Usually, though, these fights only matter to the subscribers who pay a certain cable or satellite provider, and only really when their favorite channels go dark. In the case of DirecTV and Viacom, however, the carriage dispute has a lot more collateral damage, as it affects pretty much anyone who enjoys watching select MTV and Comedy Central shows online.
Like some other pay TV providers before it, DirecTV has taken the unusual approach of telling subscribers that they can easily access a lot of the shows that have gone dark on the web. And in a counter-move, Viacom has begun playing hardball, by taking down that very same online programming. There’s only one problem: It’s not just DirecTV subscribers who can’t watch those shows online — the takedown applies to everyone else, as well.
As spotted by BTIG analyst Richard Greenfield earlier today (free registration required), Viacom has begun blocking access to certain key shows online, including The Daily Show and Jersey Shore. (Interestingly enough, the takedown doesn’t appear to affect Viacom programming that appears on other sites — like, for instance, The Daily Show episodes on Hulu. A Hulu spokesperson declined to comment on whether its licensed programming would also be affected.)
The WSJ reports on some of the root cause of the dispute:
The disappearance of Nickelodeon, MTV and Comedy Central from the TV sets of 20 million American homes on Wednesday marked a line in the sand drawn by one of the biggest pay-TV distributors in a dispute over programming fees with a major entertainment company.
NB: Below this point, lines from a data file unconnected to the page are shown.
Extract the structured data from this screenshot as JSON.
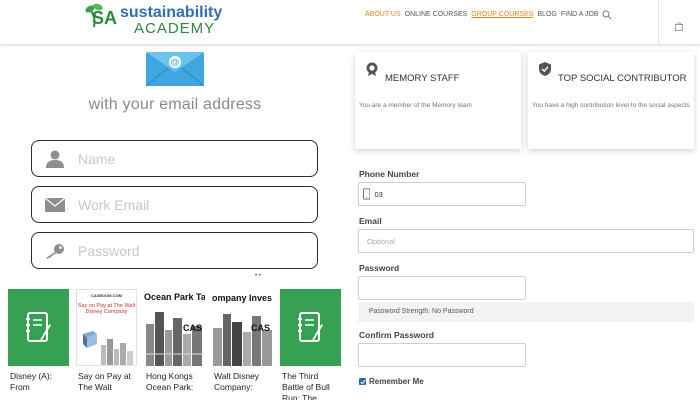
{
  "header": {
    "logo": {
      "mark": "SA",
      "line1": "sustainability",
      "line2": "ACADEMY"
    },
    "nav": [
      {
        "label": "ABOUT US"
      },
      {
        "label": "ONLINE COURSES"
      },
      {
        "label": "GROUP COURSES"
      },
      {
        "label": "BLOG"
      },
      {
        "label": "FIND A JOB"
      }
    ],
    "icons": {
      "search": "search-icon",
      "bag": "shopping-bag-icon"
    },
    "colors": {
      "accent": "#e2841f",
      "logo_blue": "#2e6fb5",
      "logo_green": "#2b8a3e"
    }
  },
  "signup": {
    "heading": "with your email address",
    "name_placeholder": "Name",
    "work_email_placeholder": "Work Email",
    "password_placeholder": "Password"
  },
  "courses": [
    {
      "title": "Disney (A): From",
      "thumb": "green-note"
    },
    {
      "title": "Say on Pay at The Walt",
      "thumb": "case",
      "thumb_brand": "CASEDOM.COM",
      "thumb_title": "Say on Pay at The Walt Disney Company"
    },
    {
      "title": "Hong Kongs Ocean Park:",
      "thumb": "city",
      "thumb_title": "Ocean Park Tal",
      "thumb_code": "CAS"
    },
    {
      "title": "Walt Disney Company:",
      "thumb": "city",
      "thumb_title": "ompany Inves ons Strategy",
      "thumb_code": "CAS"
    },
    {
      "title": "The Third Battle of Bull Run: The",
      "thumb": "green-note"
    }
  ],
  "profile": {
    "badges": [
      {
        "title": "MEMORY STAFF",
        "desc": "You are a member of the Memory team",
        "icon": "staff-badge-icon"
      },
      {
        "title": "TOP SOCIAL CONTRIBUTOR",
        "desc": "You have a high contribution level to the social aspects",
        "icon": "shield-check-icon"
      }
    ],
    "phone_label": "Phone Number",
    "phone_value": "03",
    "email_label": "Email",
    "email_placeholder": "Optional",
    "password_label": "Password",
    "password_strength": "Password Strength: No Password",
    "confirm_label": "Confirm Password",
    "remember_label": "Remember Me",
    "remember_checked": true
  }
}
What might once have been a run-of-the-mill spat has taken on heightened importance because it occurs at a pivotal time in the TV industry. Low-price or free online video outlets like Netflix, Amazon.com and Google Inc.’s YouTube are emerging as serious competitors to traditional cable-TV services, putting the spotlight on the relatively pricey nature of cable TV.
Viacoms channels-including Nickelodeon, MTV and Comedy Central-went off the air for DirectTV subscribers overnight after the two sides failed to come to an agreement on programming fees. William Launder has details on Markets Hub. (Photo: Nickelodeon/AP)
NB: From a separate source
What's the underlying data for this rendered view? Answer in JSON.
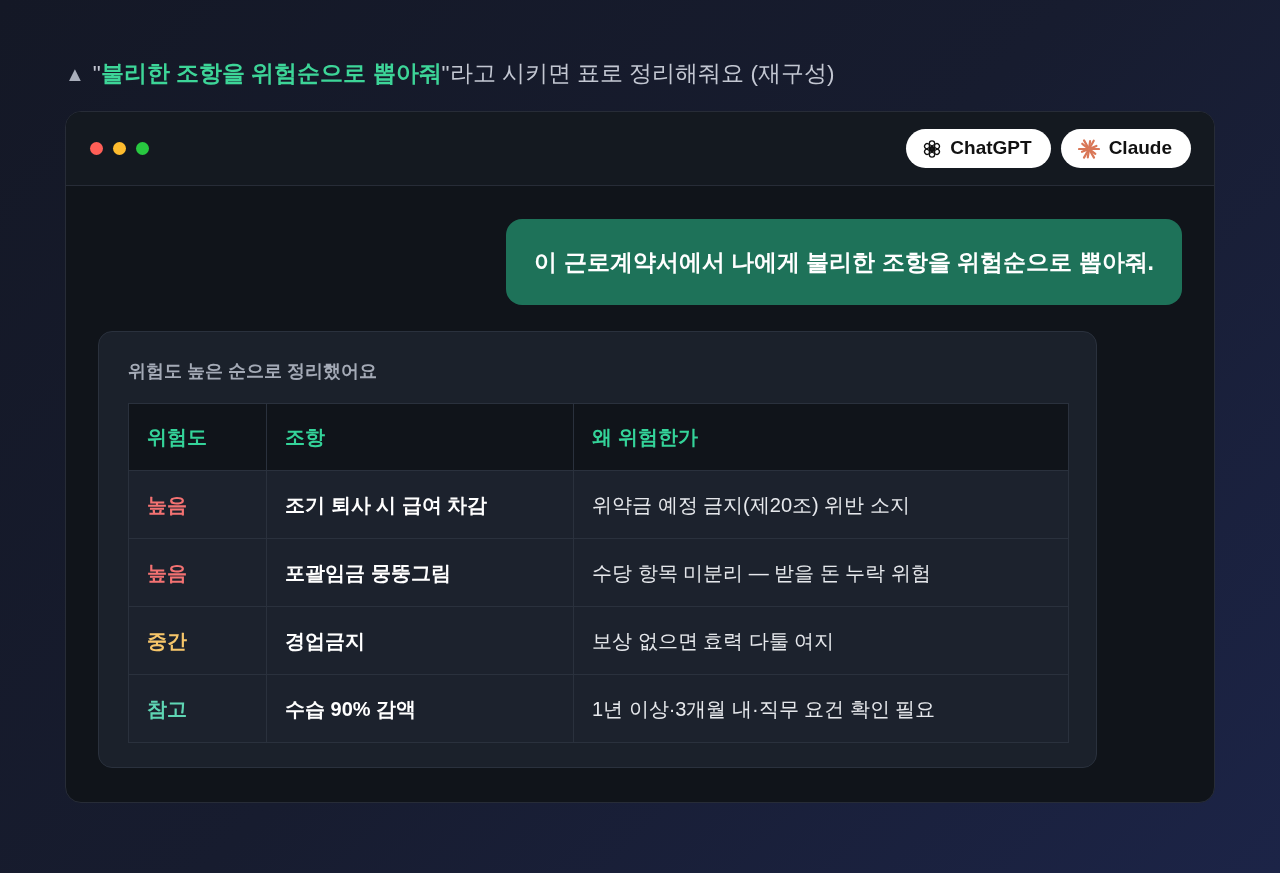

That issue is particularly acute in this dispute, where Viacom is seeking an increase in the fees it is paid by DirecTV to carry its channels. Viacom licenses many of its shows to outlets like Netflix and Amazon, prompting industry executives to worry about cannibalizing traditional TV. Several top Viacom channels, particularly Nickelodeon, have recently seen ratings declines.
DirecTV has said Viacom is asking for a 30% increase in fees; Viacom says it is asking for a fair deal. The entertainment company says it has been paid below-market rates for its programming under a contract negotiated seven years ago with the satellite provider.
DirecTV said the lack of an agreement forced it to stop carrying Viacom channels late Tuesday, just before midnight. As of Wednesday evening, with social-media outlets like Twitter and Facebook ablaze with complaints about the dispute, Viacom and DirecTV executives had restarted negotiations.
Some Wall Street analysts say DirecTV might have more leverage than usual in this case because Viacom’s best-known channels have seen ratings declines and the media company doesn’t have the advantage of a sports or broadcast network to bolster its negotiations. Viacom points out Nickelodeon remains one of the most-watched channels on the dial. Many other Viacom channels, though, are much less-watched, according to Nielsen.
On Wednesday, Viacom TV personalities were tweeting their hopes for a quick resolution of the dispute. “Let’s all pray this Viacom/DirecTV beef gets squashed by next week,” tweeted Daniel Tosh of “Tosh.O,” a show on Comedy Central.Nicole “Snooki” Polizzi, a reality-TV personality on “Jersey Shore,” tweeted a sad face emoticon and “Wah” as she quoted a fan’s tweet lamenting the loss of MTV on DirecTV.